So C. S. Lewis begins his book, A Grief Observed, about the death of his wife, Joy.
A few weeks ago, traveling down a country road between speaking engagements, I received two phone calls in the space of an hour. One was from my dad’s sister and youngest brother, to tell me of the death of their oldest sibling, my Uncle Joe. An hour later one of my brothers called, to tell me of the death of our mother.
It was a Saturday afternoon. My mom had just gone to the ER on the previous Monday with shortness of breath. She was diagnosed with lung cancer. A CT scan showed it had spread to the bones. She seemed upbeat when I talked to her on Wednesday. And on Saturday she was gone.
Ironically, we had the plane tickets for the following Monday already. We’d moved my mother-in-law to Houston, and had planned a trip to Vermont to prepare her recently sold house for the closing. We were to fly into Hartford, joining my mom on a visit to my dad at the nursing home before heading up to Vermont. Now, the primary purpose was for her funeral. And to tell my dad (he didn’t seem to realize what I was saying). And to clear out both my mom’s apartment and my mother-in-law’s home.
To top it all off, we couldn’t go home right away because the Houston airports closed and our flights were canceled because of Hurricane Harvey.
Two sensations have dominated for me. One is shock, at the suddenness of it all. And the other is weariness, at the way grief has piled onto grief. The sudden losses are layered onto those that are drawn out, delayed, postponed. And to this is added the dawning realization that this is what life will be like from this point onward. There will be more funerals (I also lost two mentors from grad school and seminary this week). More “empty chairs at empty tables.” Fewer people who can recognize the photos in the family albums, and tell their stories, and laugh at recalling their jokes or their idiosyncrasies.
I’ve written of this time of life as being “in between.” Because while this is going on, we still have the wedding planning. We anticipate the birth of a niece’s child. We see glimpses of happy futures, of new possibilities, of stories that are just beginning.
I read an article recently that said “Millennials” don’t want the artifacts from their grandparents’ homes. “Nonsense,” I said to myself (and maybe loud enough for people nearby to hear). My own “Millennial” children took an active part in the separation of wheat from chaff. They wanted their share of photos, and t-shirts, books and DVDs, postcards and refrigerator magnets, treasures—sacred relics, almost—that are a tangible way to stay connected to those they mourn, to keep their memories alive, to keep a piece of them close.

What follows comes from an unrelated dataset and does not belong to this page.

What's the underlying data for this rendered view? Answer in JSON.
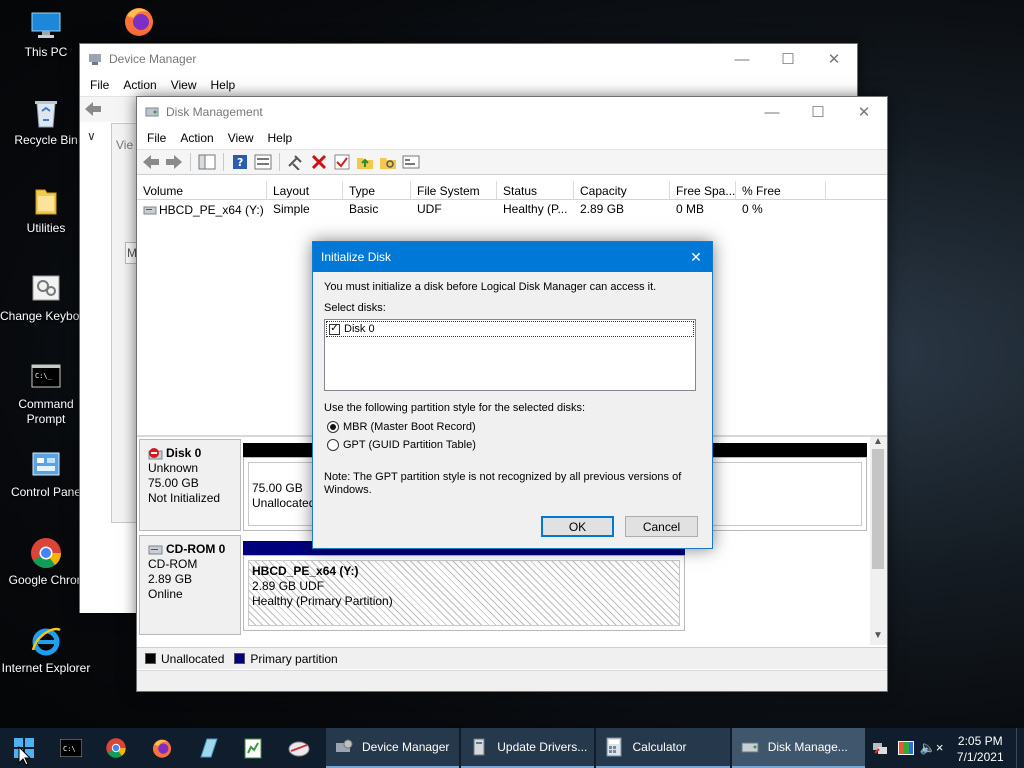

They laughed at the stories told by their aunts and uncles, family friends they never knew. They patiently went along for my customary tour of old houses and graveyards, old schools (and vacant lots where they once stood). And they asked questions. They asked for stories. They asked for the meaning of different objects, different places.
And I realized that this now becomes our role in this in-between time. We have to step into the role our parents and uncles and aunts once played. To be aware of our position as standing in between generations. To be caretakers of stories, media of meaning, namers of relics and shapers of the future.
It is step beyond the feelings of fear of which Lewis spoke, to claim our role as bearers of light in the Shadowlands.